**Directions for this task:**
What lines in the records below include the word "Только"? Return each one.

**Component data from apps and pages:**
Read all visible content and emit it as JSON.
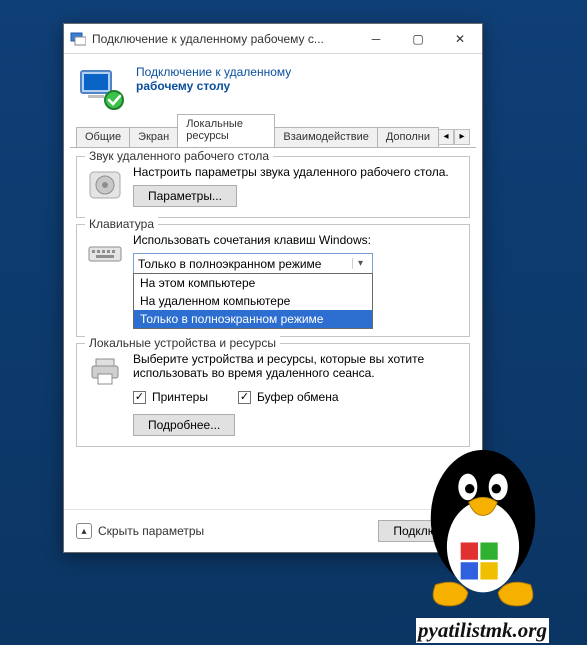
{
  "titlebar": {
    "title": "Подключение к удаленному рабочему с..."
  },
  "header": {
    "line1": "Подключение к удаленному",
    "line2": "рабочему столу"
  },
  "tabs": {
    "items": [
      {
        "label": "Общие"
      },
      {
        "label": "Экран"
      },
      {
        "label": "Локальные ресурсы"
      },
      {
        "label": "Взаимодействие"
      },
      {
        "label": "Дополни"
      }
    ],
    "active_index": 2
  },
  "audio": {
    "legend": "Звук удаленного рабочего стола",
    "text": "Настроить параметры звука удаленного рабочего стола.",
    "button": "Параметры..."
  },
  "keyboard": {
    "legend": "Клавиатура",
    "text": "Использовать сочетания клавиш Windows:",
    "selected": "Только в полноэкранном режиме",
    "options": [
      "На этом компьютере",
      "На удаленном компьютере",
      "Только в полноэкранном режиме"
    ]
  },
  "local": {
    "legend": "Локальные устройства и ресурсы",
    "text": "Выберите устройства и ресурсы, которые вы хотите использовать во время удаленного сеанса.",
    "printers": "Принтеры",
    "clipboard": "Буфер обмена",
    "more": "Подробнее..."
  },
  "footer": {
    "hide": "Скрыть параметры",
    "connect": "Подключит"
  },
  "watermark": {
    "url": "pyatilistmk.org"
  }
}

**Solution to this task:**
    "selected": "Только в полноэкранном режиме",
      "Только в полноэкранном режиме"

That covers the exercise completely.